... from California and several animal researchers who were also staying in the guesthouse. Scott was really the only other traveller and we got on well. Like me he appeared to only have a rough idea of where to go on the island. I had, since Fish Hoek changed my mind and my route twice already, and was now totally confused. Consequently I began to feel that only a visit to the Tourist Information HQ in the Centre Ville had a chance of sorting out ...
... We managed to cajole them onto the bus, still sobbing and howling and the security guards lifted the barrier to let us out of Akany.
Gradually the noise level subsided as they were soothed by the rumble of the bus engine, and some became fascinated by the activity outside the bus windows.Inue, the little boy sitting on my lap, started pointing at the people, taxis and lorries.He normaly has quite a serious demeanor ...

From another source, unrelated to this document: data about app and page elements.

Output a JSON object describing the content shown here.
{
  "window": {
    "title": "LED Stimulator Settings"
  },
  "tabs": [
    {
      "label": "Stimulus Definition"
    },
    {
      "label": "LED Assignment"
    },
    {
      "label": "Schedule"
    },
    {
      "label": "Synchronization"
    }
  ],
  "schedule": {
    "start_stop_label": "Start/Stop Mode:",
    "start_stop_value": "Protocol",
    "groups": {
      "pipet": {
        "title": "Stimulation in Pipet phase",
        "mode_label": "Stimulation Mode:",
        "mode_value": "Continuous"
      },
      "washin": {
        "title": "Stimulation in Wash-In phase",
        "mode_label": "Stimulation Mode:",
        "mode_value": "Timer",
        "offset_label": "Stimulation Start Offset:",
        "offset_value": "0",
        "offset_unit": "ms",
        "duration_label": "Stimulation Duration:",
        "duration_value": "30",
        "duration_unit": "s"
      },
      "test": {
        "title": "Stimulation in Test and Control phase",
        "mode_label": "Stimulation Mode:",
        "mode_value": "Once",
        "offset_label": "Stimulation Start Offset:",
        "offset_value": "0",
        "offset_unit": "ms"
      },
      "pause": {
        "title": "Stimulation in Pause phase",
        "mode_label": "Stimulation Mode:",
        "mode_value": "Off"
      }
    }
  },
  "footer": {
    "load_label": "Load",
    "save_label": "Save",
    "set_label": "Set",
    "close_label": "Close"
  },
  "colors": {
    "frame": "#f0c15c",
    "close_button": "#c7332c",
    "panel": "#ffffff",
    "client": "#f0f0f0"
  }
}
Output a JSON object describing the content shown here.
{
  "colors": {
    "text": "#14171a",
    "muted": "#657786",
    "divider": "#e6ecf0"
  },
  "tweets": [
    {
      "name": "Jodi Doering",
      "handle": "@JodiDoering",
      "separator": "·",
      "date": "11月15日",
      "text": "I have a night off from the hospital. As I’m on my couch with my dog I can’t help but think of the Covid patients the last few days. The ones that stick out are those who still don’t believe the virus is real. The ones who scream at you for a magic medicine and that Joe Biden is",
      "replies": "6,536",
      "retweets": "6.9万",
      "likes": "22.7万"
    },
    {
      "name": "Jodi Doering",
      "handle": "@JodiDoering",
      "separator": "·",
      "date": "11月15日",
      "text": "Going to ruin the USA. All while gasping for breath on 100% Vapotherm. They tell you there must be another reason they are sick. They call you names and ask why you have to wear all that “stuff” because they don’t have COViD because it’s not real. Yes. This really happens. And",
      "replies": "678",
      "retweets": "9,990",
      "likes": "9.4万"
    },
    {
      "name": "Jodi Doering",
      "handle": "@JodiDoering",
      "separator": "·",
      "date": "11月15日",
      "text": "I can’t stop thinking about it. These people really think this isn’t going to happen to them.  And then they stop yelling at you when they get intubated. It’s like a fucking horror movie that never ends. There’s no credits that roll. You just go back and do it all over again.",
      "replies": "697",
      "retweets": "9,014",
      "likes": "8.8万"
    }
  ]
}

... The police officer wouldn’t let go of all three of them, he wanted 10,000 Ar for each after all. But our friend didn’t let go of that bill and retorted that that was the best he was going to get - for all three.
Defeated, and honestly rather annoyed with us, the officer released the identifications and snatched up the money as he waived the taxi on. The toll had been paid.
So perhaps it was the fact that we were ...
... easy answer. Our lovely old hotel (Sakamanga Hotel) provides a welcome retreat from the city buzz, as well as a pleasant garden in which to partake of the odd G and T, beer or whatever takes our fancy. The food is excellent (an impressive French-influenced menu) and cheap (10,000 ariary for a buffet breakfast = NZ$5.50). This is also a tropical city - last nights storm created localised flooding in the walkways within our hotel complex (and tripped the power ...
The people are darker complexioned (many definitely look Asian which the original Malagasy were), smaller in build, and many are obviously living in poverty. Pascal drove me through the “popular” section of town, the poorer quarters. Those streets were like what one finds in many parts of Africa; pushcarts, hawkers of all sorts of things with their wares on the ground or on a case of some sort, children playing in rags, mothers and fathers caring ...
- Free High-Speed Internet
- Room service
- Free parking